A £500,000 contract for advance works to Rothesay Pavilion has been won by a company based in Cowal.

The contract for the first major phase of the building’s regeneration was awarded to John Brown (Strone) Ltd, a company with significant experience of working on Bute.

The Pavilion’s owners, Argyll and Bute Council, decided in January to split the principal contract for the building’s refurbishment into two stages - the ‘advance works’ being the first - after survey work carried out in the autumn suggested the total cost of the project was likely to rise from £9m to £11m.

Argyll and Bute Council’s executive director for development and infrastructure, Pippa Milne, said: “This is another key stage in our project to restore the Pavilion to its former glory.

“We are very pleased to have awarded the contract, at a fair price, to an Argyll company with such a strong track record. Big construction contracts like this have a number of benefits to the local economy, such as local tradesmen having the opportunity to sub-contract and hotels and B&Bs providing accommodation for workers.

“Following the closure of the building in September last year we were able to carry out some further detailed survey work which revealed that the building was in a much poorer condition than previously thought.

“The roof and external walls are suffering from severe water ingress; the existing (external) on-site drainage pipes are fractured and will need to be completely renewed; and, following the identification of poor subsoil conditions, the foundations will need to be significantly underpinned and reinforced in order to cope with the distribution of loads in the renovated facility.

“This first contract, for advanced works, is an important step.

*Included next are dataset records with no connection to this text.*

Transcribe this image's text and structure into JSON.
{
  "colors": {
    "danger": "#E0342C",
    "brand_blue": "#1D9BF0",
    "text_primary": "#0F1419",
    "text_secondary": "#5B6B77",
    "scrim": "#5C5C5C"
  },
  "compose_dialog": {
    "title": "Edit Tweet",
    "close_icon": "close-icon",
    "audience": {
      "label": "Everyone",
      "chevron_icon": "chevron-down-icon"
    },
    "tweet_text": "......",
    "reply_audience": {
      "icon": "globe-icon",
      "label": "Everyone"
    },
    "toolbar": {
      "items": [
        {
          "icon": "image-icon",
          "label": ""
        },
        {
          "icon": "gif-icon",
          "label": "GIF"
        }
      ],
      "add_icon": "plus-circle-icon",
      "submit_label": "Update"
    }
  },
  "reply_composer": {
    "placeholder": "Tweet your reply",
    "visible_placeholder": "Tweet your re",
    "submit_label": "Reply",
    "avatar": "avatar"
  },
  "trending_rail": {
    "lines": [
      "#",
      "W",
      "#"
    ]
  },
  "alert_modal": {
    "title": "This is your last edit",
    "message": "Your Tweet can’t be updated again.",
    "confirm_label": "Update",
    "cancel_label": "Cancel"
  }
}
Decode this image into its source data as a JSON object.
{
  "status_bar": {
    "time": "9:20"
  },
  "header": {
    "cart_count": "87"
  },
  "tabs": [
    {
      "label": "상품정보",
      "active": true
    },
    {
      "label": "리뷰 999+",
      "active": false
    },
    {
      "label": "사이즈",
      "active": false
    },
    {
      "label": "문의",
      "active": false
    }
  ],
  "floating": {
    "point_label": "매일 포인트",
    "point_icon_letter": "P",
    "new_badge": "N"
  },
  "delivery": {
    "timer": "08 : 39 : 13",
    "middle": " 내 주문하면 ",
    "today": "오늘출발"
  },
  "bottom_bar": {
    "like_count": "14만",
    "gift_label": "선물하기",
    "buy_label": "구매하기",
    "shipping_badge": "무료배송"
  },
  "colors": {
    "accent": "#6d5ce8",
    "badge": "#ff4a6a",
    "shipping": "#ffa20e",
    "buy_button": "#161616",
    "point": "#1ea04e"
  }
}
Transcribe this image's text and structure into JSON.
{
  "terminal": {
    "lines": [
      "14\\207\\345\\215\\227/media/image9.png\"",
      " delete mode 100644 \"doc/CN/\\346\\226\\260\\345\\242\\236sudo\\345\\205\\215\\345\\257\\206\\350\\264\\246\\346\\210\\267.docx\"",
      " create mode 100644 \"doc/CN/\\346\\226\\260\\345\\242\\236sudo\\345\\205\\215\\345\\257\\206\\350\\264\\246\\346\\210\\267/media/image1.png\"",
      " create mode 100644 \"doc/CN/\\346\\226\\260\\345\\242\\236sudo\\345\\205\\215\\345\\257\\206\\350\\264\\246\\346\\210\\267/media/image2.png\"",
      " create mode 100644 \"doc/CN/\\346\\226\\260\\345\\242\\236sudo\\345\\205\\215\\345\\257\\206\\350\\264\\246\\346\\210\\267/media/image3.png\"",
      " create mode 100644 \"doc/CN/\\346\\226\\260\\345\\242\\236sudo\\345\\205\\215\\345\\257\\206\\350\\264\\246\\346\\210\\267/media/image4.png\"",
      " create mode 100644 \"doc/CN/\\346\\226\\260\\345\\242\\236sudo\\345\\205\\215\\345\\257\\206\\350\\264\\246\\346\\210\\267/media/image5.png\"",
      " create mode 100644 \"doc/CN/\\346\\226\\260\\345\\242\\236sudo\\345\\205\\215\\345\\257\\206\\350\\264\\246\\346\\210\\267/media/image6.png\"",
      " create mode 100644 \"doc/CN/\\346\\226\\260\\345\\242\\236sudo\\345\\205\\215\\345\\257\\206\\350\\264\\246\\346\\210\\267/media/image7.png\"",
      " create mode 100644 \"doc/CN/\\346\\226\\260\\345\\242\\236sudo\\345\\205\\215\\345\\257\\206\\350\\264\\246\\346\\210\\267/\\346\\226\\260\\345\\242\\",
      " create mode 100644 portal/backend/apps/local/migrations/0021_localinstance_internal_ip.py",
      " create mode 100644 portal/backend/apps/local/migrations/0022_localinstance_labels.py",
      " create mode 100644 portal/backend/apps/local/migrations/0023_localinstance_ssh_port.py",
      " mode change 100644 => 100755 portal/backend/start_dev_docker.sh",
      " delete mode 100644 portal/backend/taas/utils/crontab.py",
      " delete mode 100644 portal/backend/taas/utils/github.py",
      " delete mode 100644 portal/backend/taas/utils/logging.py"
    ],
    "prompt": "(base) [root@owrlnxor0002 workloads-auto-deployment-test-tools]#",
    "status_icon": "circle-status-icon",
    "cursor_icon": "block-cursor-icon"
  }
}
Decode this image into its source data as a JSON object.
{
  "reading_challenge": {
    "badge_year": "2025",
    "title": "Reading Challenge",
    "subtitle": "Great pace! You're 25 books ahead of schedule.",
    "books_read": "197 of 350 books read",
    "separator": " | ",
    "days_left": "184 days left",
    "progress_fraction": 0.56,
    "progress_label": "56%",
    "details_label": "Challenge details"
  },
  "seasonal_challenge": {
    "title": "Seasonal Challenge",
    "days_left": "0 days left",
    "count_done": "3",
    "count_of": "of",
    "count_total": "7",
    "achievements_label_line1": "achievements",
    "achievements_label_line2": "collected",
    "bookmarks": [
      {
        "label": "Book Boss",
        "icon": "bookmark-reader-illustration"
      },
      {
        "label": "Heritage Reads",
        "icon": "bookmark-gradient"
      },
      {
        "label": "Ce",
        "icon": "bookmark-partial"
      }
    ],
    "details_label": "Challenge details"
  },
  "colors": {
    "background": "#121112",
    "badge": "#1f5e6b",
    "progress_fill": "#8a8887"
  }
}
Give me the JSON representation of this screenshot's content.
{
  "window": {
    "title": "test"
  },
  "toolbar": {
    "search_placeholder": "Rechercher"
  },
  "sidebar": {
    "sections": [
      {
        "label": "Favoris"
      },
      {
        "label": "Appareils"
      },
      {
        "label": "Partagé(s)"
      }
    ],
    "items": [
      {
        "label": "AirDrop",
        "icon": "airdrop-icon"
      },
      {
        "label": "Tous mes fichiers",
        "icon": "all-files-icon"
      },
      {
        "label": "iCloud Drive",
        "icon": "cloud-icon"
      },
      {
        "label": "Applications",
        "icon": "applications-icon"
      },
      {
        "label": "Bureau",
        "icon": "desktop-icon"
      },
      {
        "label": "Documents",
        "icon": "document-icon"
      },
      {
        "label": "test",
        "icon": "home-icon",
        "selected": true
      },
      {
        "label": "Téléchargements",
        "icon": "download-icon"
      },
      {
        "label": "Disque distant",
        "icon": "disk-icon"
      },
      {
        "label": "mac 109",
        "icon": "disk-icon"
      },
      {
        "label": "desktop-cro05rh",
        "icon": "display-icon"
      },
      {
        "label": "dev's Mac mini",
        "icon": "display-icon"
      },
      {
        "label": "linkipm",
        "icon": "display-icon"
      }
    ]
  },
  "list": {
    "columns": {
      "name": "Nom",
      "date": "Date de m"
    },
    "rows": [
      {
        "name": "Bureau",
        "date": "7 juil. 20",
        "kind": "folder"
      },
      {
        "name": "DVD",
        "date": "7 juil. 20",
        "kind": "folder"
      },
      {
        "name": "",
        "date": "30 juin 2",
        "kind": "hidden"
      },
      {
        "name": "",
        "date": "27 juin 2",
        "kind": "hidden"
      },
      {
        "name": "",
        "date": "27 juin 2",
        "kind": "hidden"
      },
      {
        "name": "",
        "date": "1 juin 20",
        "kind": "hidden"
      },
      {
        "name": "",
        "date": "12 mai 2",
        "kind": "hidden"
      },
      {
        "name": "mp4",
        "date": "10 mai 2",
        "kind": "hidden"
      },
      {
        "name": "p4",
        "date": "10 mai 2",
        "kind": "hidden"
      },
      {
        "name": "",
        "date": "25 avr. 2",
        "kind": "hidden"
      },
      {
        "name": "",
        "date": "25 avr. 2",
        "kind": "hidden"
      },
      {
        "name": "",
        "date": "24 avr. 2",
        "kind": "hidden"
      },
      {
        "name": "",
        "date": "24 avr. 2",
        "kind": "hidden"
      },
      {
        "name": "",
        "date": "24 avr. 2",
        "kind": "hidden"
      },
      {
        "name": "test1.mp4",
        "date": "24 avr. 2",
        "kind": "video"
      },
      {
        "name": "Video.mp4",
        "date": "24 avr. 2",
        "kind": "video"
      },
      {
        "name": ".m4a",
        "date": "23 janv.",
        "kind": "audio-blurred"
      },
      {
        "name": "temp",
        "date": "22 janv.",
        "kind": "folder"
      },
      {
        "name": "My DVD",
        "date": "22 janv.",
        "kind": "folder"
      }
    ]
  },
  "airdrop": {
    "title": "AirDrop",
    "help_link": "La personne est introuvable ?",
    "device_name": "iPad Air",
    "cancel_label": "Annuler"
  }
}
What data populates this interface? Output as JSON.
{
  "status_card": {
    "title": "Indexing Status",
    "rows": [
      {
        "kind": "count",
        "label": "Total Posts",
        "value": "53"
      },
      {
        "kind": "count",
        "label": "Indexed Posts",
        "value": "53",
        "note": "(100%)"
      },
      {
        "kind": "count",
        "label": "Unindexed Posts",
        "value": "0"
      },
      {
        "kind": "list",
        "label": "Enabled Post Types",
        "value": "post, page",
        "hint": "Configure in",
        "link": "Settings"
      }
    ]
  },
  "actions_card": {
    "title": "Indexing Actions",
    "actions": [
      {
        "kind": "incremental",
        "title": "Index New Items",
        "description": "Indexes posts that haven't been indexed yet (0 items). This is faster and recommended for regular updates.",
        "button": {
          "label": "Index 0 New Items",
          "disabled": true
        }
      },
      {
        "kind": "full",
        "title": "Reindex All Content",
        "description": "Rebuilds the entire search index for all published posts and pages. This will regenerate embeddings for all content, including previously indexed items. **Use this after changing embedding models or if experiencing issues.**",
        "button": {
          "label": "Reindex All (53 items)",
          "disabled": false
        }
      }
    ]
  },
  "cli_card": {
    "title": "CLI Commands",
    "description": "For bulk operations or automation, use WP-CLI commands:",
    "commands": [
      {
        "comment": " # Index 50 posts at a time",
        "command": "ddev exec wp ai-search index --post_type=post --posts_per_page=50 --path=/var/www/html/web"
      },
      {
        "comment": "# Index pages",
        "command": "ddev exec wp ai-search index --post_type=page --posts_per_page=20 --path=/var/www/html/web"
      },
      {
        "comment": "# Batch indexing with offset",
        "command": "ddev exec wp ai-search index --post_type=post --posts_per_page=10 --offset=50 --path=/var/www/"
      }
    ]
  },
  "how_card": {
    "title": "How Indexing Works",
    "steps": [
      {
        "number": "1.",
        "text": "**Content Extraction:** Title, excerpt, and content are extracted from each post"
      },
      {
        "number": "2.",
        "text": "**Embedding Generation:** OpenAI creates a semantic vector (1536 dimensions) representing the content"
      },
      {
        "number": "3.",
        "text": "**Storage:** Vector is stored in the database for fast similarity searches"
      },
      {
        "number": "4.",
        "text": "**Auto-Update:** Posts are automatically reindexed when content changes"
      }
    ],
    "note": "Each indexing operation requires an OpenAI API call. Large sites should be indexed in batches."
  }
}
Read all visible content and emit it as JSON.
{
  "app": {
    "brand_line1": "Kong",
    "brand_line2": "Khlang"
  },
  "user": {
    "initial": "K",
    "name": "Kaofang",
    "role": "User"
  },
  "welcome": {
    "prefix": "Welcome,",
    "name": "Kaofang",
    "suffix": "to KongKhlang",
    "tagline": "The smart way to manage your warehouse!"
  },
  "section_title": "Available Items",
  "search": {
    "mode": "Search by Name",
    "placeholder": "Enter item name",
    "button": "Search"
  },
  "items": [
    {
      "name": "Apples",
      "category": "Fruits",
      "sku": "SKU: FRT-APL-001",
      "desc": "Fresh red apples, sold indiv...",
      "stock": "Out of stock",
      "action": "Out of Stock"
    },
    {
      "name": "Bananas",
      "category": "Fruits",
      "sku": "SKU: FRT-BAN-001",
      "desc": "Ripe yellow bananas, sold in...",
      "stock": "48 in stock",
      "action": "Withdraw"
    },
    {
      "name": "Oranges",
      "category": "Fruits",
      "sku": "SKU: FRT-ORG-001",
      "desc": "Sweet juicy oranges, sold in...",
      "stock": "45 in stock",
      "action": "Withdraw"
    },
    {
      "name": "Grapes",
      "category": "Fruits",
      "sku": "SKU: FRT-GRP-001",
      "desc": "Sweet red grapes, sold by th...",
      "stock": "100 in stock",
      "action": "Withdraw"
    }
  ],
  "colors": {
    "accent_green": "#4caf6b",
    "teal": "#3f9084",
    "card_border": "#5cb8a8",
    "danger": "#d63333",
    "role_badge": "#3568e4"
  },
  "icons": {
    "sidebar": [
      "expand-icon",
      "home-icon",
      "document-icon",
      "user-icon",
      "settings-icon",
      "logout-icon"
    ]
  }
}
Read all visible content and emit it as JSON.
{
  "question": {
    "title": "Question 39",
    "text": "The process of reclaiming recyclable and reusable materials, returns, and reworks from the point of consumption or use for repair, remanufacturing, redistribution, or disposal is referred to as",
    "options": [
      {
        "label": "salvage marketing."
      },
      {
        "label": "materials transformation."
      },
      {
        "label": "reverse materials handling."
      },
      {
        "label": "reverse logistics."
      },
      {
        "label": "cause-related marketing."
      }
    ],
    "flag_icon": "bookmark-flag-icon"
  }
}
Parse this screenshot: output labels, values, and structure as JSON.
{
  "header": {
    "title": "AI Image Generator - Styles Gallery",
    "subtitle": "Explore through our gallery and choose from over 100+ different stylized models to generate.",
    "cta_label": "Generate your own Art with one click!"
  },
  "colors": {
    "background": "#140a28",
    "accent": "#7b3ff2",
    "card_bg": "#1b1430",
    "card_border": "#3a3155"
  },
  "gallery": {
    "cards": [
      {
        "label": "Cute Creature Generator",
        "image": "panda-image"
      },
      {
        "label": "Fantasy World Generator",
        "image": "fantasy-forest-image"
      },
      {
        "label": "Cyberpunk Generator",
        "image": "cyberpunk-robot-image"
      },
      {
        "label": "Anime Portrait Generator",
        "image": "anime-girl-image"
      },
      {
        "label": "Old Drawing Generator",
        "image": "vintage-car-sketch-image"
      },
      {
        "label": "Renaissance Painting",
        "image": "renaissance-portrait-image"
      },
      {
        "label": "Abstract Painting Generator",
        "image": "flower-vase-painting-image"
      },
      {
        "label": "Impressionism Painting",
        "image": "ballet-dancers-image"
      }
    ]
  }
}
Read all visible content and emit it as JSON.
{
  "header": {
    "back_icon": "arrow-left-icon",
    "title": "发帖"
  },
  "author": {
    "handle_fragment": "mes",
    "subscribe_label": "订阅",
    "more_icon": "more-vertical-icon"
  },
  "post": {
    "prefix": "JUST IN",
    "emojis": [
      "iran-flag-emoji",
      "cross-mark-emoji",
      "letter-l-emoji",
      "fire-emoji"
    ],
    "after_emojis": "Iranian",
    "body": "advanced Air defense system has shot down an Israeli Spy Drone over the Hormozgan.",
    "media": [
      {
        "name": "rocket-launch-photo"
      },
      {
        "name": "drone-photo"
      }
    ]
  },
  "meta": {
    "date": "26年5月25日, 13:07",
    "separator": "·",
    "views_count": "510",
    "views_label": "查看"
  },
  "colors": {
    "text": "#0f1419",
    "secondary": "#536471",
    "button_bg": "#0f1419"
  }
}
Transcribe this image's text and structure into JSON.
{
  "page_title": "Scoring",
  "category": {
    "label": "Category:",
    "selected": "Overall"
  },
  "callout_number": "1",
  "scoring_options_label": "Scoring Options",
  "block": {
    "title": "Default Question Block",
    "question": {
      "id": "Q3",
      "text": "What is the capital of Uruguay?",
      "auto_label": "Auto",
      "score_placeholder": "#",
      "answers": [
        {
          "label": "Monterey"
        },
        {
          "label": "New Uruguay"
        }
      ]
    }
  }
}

It has been let with the intention of starting in mid-April and finishing in the summer. These works will involve removal of all ceilings on the ground and first floors, removal of redundant mechanical and electrical systems and survey and repair of the reinforced concrete frame of the building.

“These works will help us slow the deterioration of the building and give us greater detail on its condition.

“By undertaking them as a separate contract we can gain a much better understanding of large areas of the building which are currently hidden and unseen.

“The greater detail we have the better – this allows us to be more specific when we let the main contract, ensuring that we manage the financial risk to the council in the most sensible way.”

Following the completion of this work it is anticipated that the main contract works will commence towards the end of this year.

Julia Twomlow, chief executive of the Rothesay Pavilion Charity, which will take over the running of the building when the refurbishment work is complete, said: “Over the last few months we’ve been in the Pavilion a lot, working with council staff and a great team of volunteers, to clear the contents and pass them on for reuse in the community in anticipation of construction works starting.

“During that time we have all been keenly aware of the building’s deterioration so it is fabulous to hear that the enabling contract has been awarded and we can start to move forward to a more positive phase.

“Having witnessed how much local affection there is for the Pavilion here in Rothesay, we think this is going to be welcome news for everyone and we look forward to working with Argyll and Bute Council and with the appointed contractors over the coming weeks.”

The advance works are being funded through the Scottish Government’s Regeneration Capital Grant Fund and the UK’s Government’s Coastal Communities Fund.